Required work —
Filter the entries beneath this task, copying only the lines that hold the word "danh".

Data for review —
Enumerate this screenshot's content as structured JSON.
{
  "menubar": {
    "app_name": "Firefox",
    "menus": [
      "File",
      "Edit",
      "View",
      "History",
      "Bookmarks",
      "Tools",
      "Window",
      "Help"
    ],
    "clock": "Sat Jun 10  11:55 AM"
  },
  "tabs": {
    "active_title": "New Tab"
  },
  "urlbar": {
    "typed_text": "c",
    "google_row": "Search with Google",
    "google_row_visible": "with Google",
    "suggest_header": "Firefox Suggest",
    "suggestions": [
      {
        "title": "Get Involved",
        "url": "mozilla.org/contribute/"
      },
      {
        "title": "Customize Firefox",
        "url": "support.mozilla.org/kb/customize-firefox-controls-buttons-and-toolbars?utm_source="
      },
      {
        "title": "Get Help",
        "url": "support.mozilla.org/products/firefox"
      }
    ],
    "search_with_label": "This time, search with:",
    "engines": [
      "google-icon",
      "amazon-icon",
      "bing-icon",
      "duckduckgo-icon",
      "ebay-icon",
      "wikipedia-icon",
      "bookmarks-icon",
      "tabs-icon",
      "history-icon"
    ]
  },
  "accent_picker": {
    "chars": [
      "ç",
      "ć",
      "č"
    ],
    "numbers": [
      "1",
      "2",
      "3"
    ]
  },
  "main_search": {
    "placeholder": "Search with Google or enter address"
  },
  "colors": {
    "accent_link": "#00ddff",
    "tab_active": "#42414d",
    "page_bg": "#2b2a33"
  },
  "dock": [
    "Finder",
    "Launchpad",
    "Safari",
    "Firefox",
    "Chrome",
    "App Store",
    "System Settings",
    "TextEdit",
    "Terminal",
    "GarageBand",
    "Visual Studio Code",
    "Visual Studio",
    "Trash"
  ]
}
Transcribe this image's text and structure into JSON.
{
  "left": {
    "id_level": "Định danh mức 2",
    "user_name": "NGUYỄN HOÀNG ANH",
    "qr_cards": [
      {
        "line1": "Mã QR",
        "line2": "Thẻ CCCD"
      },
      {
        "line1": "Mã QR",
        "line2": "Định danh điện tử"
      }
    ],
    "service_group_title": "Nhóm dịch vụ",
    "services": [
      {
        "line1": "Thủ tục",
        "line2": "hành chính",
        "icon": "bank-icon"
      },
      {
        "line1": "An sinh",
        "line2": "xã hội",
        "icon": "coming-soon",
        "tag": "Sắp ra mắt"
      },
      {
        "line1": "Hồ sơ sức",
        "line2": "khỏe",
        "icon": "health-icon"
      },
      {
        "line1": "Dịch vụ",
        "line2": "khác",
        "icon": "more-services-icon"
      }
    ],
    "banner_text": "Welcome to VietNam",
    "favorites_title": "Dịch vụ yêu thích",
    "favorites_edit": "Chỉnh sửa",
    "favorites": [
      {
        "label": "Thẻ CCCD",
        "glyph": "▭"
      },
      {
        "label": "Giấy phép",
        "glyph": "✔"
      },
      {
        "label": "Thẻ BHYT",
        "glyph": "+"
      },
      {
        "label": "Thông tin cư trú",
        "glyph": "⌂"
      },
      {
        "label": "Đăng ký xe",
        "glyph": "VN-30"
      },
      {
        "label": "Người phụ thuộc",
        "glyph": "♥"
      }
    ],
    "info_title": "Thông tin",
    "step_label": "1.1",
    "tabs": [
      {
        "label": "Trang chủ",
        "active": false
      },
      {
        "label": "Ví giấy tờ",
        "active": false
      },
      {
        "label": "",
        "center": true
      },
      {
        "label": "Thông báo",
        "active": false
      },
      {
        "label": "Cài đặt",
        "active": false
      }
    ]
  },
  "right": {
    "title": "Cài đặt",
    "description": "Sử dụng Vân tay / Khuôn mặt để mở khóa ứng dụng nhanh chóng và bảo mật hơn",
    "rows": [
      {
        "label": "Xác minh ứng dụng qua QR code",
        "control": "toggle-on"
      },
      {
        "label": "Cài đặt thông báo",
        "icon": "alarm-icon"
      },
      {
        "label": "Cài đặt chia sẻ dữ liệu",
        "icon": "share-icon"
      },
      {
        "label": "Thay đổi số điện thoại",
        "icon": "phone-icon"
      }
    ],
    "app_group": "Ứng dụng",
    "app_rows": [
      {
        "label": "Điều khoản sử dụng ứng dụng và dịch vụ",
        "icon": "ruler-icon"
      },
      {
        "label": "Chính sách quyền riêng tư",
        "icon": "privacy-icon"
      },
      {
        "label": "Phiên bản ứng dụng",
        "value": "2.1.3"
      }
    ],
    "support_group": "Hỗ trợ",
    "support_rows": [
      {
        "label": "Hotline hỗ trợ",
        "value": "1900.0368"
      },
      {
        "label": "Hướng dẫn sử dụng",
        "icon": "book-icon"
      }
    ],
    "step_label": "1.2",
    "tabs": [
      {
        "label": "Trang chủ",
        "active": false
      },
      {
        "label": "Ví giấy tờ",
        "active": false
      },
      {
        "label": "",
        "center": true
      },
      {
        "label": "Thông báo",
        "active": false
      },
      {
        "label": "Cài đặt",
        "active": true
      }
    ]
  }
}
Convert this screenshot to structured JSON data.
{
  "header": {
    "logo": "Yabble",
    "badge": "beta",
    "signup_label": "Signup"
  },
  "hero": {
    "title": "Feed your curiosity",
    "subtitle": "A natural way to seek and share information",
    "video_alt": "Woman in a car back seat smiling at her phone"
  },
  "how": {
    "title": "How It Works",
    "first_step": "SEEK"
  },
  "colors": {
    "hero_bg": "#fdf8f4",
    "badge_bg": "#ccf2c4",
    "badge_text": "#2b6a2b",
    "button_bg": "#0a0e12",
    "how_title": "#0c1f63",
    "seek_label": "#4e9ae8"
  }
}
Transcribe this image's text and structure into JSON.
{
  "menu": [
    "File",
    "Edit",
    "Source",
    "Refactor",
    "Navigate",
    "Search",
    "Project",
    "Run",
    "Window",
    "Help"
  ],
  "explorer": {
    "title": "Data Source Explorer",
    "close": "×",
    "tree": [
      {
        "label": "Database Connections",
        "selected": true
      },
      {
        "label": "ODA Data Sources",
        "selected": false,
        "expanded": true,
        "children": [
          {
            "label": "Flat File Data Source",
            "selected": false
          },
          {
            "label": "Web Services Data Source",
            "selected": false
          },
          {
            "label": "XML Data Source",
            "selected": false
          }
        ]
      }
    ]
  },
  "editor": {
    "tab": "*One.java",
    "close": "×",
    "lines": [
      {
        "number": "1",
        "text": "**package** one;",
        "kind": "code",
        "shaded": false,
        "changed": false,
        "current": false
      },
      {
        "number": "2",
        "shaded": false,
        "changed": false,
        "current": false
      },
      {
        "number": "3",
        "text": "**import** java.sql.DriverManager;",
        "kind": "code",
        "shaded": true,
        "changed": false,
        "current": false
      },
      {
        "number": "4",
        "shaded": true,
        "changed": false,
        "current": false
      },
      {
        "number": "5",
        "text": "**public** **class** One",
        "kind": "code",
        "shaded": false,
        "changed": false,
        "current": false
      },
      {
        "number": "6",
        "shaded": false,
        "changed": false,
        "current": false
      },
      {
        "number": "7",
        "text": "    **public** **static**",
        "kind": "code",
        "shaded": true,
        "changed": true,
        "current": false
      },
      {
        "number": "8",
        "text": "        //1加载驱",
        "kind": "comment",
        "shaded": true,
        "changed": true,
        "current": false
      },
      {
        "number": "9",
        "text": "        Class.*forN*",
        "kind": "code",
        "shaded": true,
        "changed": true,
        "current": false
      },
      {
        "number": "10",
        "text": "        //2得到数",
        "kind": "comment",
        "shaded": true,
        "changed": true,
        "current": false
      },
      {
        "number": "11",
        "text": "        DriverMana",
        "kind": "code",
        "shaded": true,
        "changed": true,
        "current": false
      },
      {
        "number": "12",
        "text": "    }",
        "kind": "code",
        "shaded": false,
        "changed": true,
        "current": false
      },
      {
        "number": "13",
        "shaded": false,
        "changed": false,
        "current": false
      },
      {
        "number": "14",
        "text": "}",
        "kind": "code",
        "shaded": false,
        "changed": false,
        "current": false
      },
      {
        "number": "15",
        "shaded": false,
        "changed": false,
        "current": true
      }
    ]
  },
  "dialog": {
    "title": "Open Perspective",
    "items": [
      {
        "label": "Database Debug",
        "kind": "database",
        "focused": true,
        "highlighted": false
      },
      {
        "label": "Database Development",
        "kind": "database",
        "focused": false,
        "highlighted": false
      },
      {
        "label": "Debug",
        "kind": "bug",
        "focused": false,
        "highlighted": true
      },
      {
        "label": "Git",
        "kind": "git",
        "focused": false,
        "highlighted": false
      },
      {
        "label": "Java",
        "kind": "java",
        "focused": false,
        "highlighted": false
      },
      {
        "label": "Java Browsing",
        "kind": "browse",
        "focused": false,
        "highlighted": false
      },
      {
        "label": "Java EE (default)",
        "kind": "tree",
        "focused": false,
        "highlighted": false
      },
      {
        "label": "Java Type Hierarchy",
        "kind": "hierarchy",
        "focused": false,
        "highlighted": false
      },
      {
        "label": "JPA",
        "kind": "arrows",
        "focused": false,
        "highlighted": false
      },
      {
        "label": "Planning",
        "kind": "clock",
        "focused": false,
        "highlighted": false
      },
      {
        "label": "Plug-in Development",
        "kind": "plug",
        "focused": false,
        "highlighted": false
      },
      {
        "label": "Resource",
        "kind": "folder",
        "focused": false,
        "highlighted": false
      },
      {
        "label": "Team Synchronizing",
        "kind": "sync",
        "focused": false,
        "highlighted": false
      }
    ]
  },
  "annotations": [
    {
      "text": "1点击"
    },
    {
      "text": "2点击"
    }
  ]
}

Final answer —
    "id_level": "Định danh mức 2",
        "line2": "Định danh điện tử"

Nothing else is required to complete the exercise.